Optional add-ins:

For cheese flavor: 1/4 teaspoon mustard powder, a dash of Tabasco, 1 cup finely grated cheese

For seedy crackers: 1-2 tablespoons sesame seeds, poppy seeds, or blend of your choice

For cinnamon-sugar crackers: Omit black pepper and add 2 teaspoons cinnamon sugar over tops of the crackers before baking.


Preheat oven to 350 degrees F.

Whisk together the egg, salt, pepper, and any additional spices or add-ins. Add the almond flour, and stir to make a cohesive dough.

Place the dough onto a sheet of parchment paper. Pat it out with your hands, and top with an additional piece of parchment or plastic wrap. Roll the dough to about 1/8-inch thickness; it should be about 10 inches x 12 inches, or larger.

Remove the top paper, and use a pizza wheel or knife to cut one-inch squares. Move the cut crackers, along with parchment paper, to the baking sheet.

Bake the crackers until they are light golden brown (about 14 to 16 minutes). The crackers around the perimeter will tend to brown more quickly. So transfer those to a cooling rack and return the pan to the oven to finish baking the remaining crackers in the center.

Cool the crackers completely before transferring them to an airtight bag for room-temperature storage.

Bottom line

When it comes to cooking or baking with almond flour, we’re all about it. It’s higher in protein and fat than all-purpose flour and contains about half the carbs. That means it’s slower digesting, and a bit more satiating.

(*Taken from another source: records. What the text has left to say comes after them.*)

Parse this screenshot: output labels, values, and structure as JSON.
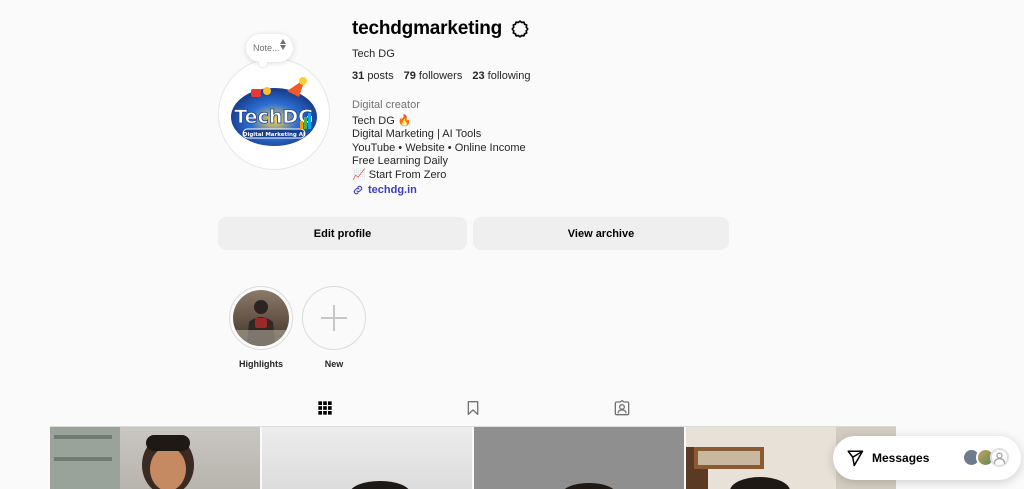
{
  "profile": {
    "username": "techdgmarketing",
    "full_name": "Tech DG",
    "note_label": "Note...",
    "avatar_text_main": "TechDG",
    "avatar_text_sub": "Digital Marketing AI",
    "stats": {
      "posts_count": "31",
      "posts_label": "posts",
      "followers_count": "79",
      "followers_label": "followers",
      "following_count": "23",
      "following_label": "following"
    },
    "category": "Digital creator",
    "bio_lines": [
      "Tech DG 🔥",
      "Digital Marketing | AI Tools",
      "YouTube • Website • Online Income",
      "Free Learning Daily",
      "📈 Start From Zero"
    ],
    "link": "techdg.in"
  },
  "actions": {
    "edit_profile": "Edit profile",
    "view_archive": "View archive"
  },
  "highlights": [
    {
      "label": "Highlights"
    },
    {
      "label": "New"
    }
  ],
  "tabs": [
    {
      "icon": "grid-icon",
      "active": true
    },
    {
      "icon": "bookmark-icon",
      "active": false
    },
    {
      "icon": "tagged-icon",
      "active": false
    }
  ],
  "messages": {
    "label": "Messages"
  },
  "colors": {
    "link": "#3c3fb8",
    "button_bg": "#efefef",
    "background": "#fafafa"
  }
}
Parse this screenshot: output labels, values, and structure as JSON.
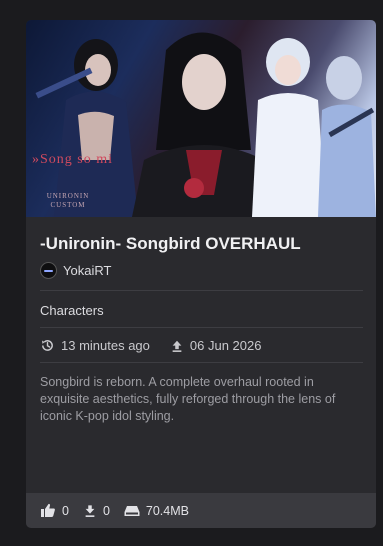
{
  "card": {
    "thumbnail": {
      "caption": "»Song so mi",
      "sub_caption": "UNIRONIN CUSTOM"
    },
    "title": "-Unironin- Songbird OVERHAUL",
    "author": {
      "name": "YokaiRT",
      "avatar_icon": "avatar-icon"
    },
    "category": "Characters",
    "updated": "13 minutes ago",
    "uploaded": "06 Jun 2026",
    "description": "Songbird is reborn. A complete overhaul rooted in exquisite aesthetics, fully reforged through the lens of iconic K-pop idol styling.",
    "stats": {
      "endorsements": "0",
      "downloads": "0",
      "size": "70.4MB"
    }
  }
}
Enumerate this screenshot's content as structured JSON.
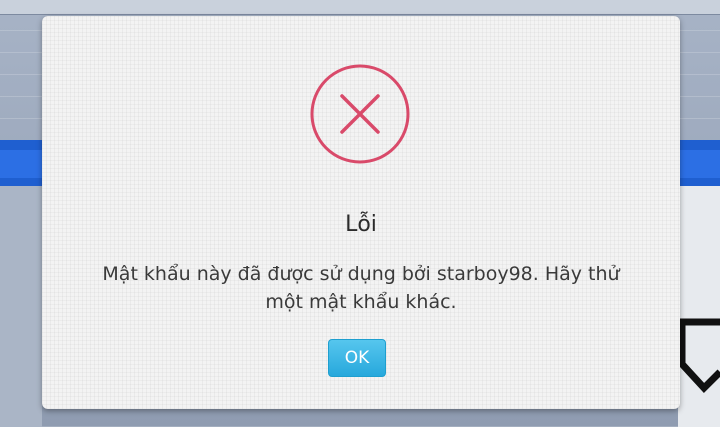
{
  "dialog": {
    "icon": "error-x-circle-icon",
    "title": "Lỗi",
    "message": "Mật khẩu này đã được sử dụng bởi starboy98. Hãy thử một mật khẩu khác.",
    "ok_label": "OK"
  },
  "colors": {
    "error_accent": "#d94a6a",
    "button_bg": "#2fb0e2",
    "dialog_bg": "#f3f3f3",
    "background_blue_bar": "#1f5fd0"
  }
}
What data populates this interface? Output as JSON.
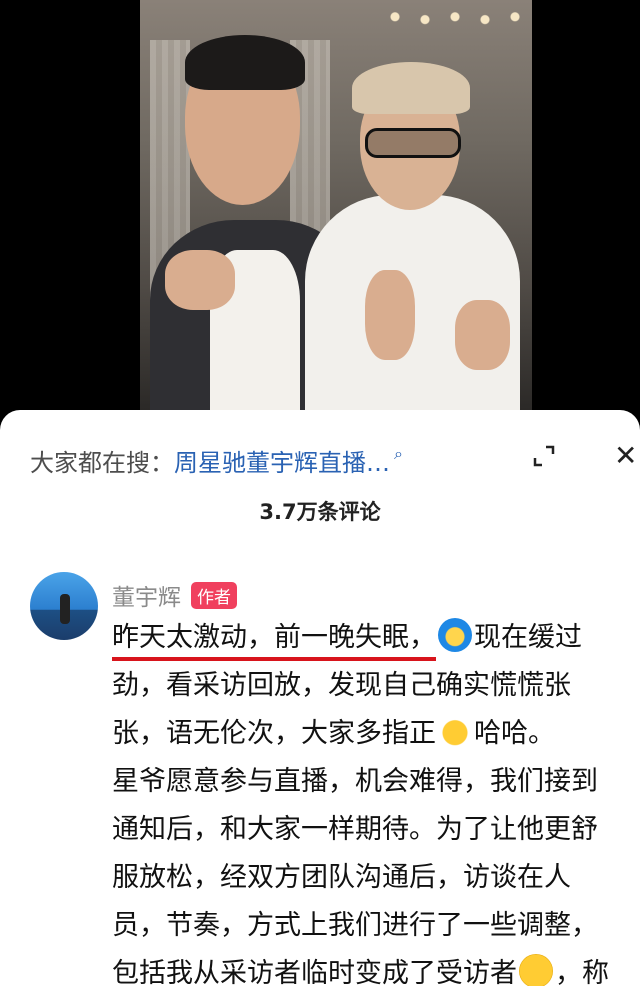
{
  "search": {
    "prefix": "大家都在搜：",
    "term": "周星驰董宇辉直播…"
  },
  "icons": {
    "search": "search-icon",
    "expand": "expand-icon",
    "close": "close-icon"
  },
  "comments_header": {
    "count": "3.7万条评论"
  },
  "comment": {
    "author": "董宇辉",
    "badge": "作者",
    "badge_color": "#f0405e",
    "lines": [
      {
        "underlined": "昨天太激动，前一晚失眠，",
        "after": "现在缓过"
      },
      {
        "text": "劲，看采访回放，发现自己确实慌慌张"
      },
      {
        "before": "张，语无伦次，大家多指正",
        "after": "哈哈。"
      },
      {
        "text": "星爷愿意参与直播，机会难得，我们接到"
      },
      {
        "text": "通知后，和大家一样期待。为了让他更舒"
      },
      {
        "text": "服放松，经双方团队沟通后，访谈在人"
      },
      {
        "text": "员，节奏，方式上我们进行了一些调整，"
      },
      {
        "before": "包括我从采访者临时变成了受访者",
        "after": "，称"
      }
    ],
    "emojis": [
      "blue-hair-emoji",
      "folded-hands-emoji",
      "grinning-emoji"
    ]
  },
  "colors": {
    "link": "#2a62b3",
    "underline": "#d8141c"
  }
}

If you’re looking to try eating gluten-free or grain-free, almond flour recipes are a great place to start.